- any of a number of fibers twisted into a yarn.
- a yarn, especially as enumerated in describing small stuff.
verb (used with object)
verb (used without object)
- thread blight,
- thread escutcheon,
- thread mark,
- thread rolling,
- thread rope
Origin of thread
Examples from the Web for threadlike
(b) Roundworms, minute threadlike creatures, are not often seen by the city girl or boy.A Civic Biology|George William Hunter
A little later, we find among them one or two delicate pink, starry flowers on very slender, threadlike stems.The Wild Flowers of California: Their Names, Haunts, and Habits|Mary Elizabeth Parsons
It was an infinitely fine, threadlike projection from the surface of the planet.Sand Doom|William Fitzgerald Jenkins
He saw Lady Galloway, slim and threadlike, with silver hair and a face sensitive and superior.The Innocence of Father Brown|G. K. Chesterton
Under surface of hind wing commonly marked with threadlike streaks: the Hair-streaks.Butterflies Worth Knowing|Clarence M. Weed
Word Origin for thread
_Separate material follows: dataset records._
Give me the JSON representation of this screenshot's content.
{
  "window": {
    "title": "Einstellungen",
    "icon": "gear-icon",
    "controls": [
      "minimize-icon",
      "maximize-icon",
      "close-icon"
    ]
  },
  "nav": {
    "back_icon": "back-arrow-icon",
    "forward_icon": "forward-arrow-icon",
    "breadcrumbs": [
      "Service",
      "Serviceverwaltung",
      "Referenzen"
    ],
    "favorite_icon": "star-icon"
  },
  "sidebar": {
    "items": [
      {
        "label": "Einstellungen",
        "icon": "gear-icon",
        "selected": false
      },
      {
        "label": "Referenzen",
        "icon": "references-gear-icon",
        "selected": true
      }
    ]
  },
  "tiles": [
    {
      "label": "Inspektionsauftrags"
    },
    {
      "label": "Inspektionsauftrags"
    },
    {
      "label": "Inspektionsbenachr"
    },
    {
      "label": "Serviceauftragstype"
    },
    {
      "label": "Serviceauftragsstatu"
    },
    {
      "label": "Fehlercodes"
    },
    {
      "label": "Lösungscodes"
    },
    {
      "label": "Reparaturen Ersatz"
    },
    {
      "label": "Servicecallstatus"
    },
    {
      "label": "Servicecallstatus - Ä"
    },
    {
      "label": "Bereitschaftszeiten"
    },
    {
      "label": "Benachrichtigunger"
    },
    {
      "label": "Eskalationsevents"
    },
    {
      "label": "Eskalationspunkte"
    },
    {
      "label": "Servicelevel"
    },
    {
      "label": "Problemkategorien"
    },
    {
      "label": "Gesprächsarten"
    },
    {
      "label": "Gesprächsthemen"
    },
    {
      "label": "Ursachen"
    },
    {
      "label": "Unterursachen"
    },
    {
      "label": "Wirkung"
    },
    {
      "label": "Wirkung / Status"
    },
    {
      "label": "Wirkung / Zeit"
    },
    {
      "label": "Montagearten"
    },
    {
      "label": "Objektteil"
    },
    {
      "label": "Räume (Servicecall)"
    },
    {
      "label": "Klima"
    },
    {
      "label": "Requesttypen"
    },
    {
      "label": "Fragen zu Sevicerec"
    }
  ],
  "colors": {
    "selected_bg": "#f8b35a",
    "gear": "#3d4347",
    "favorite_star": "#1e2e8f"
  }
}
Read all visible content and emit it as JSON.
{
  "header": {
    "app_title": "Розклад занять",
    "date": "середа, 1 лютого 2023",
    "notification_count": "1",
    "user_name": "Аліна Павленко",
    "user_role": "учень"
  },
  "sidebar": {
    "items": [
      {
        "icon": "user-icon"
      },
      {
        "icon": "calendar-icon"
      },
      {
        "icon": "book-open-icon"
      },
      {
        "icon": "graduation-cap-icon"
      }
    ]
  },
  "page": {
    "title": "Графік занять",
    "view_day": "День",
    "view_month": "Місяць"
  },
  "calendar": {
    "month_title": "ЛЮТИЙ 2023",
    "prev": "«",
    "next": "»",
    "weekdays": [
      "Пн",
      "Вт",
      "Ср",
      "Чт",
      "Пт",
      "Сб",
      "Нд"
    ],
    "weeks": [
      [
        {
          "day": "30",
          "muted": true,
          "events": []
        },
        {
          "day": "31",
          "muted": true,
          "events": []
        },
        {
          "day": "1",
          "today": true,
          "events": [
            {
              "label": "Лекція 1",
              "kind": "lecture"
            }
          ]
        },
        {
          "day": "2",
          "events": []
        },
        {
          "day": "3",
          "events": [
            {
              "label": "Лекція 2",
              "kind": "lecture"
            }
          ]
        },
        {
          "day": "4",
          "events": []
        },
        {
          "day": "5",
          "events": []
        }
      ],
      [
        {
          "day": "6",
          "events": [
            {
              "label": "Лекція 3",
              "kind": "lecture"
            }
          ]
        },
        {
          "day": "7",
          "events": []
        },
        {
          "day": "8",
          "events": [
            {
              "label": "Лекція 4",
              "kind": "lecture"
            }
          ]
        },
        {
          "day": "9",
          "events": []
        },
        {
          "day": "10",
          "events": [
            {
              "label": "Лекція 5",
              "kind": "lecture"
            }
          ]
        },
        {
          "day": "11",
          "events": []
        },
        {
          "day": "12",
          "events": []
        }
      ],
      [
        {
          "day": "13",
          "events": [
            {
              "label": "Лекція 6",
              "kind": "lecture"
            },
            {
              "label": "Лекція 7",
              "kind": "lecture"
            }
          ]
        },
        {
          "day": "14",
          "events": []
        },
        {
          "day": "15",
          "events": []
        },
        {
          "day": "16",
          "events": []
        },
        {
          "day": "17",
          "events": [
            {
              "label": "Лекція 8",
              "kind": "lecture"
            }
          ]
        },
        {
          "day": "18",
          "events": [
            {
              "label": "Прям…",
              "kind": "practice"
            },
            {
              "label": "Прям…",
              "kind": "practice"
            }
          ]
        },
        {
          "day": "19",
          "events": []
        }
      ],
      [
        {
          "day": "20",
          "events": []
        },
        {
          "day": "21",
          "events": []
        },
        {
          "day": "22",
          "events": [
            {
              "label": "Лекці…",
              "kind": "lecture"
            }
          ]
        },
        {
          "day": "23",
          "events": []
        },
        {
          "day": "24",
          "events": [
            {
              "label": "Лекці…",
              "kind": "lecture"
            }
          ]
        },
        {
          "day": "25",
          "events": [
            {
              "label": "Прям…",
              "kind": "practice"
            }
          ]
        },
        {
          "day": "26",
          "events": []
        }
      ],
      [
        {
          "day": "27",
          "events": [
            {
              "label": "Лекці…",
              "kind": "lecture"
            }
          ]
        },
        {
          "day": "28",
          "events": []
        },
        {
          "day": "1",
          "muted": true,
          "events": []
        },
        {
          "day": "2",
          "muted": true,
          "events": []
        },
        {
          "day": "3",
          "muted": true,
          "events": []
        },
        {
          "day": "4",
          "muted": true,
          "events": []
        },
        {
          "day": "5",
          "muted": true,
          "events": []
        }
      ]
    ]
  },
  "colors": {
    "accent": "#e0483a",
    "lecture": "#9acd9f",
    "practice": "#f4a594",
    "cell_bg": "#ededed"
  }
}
Old English þræd "fine cord, especially when twisted" (related to þrawan "to twist"), from Proto-Germanic *thrædus (cf. Middle Dutch draet, Dutch draad, Old High German drat, German Draht, Old Norse þraðr), from suffixed form of root *thræ- "twist" (see throw). Meaning "spiral ridge of a screw" is from 1670s. Threads, slang for "clothes" is 1926, American English.
"to put thread through a needle," mid-14c., from thread (n.); in reference to film cameras from 1913. The dancing move called thread the needle is attested from 1844. Related: Threaded; threading.
see hang by a thread; lose the thread.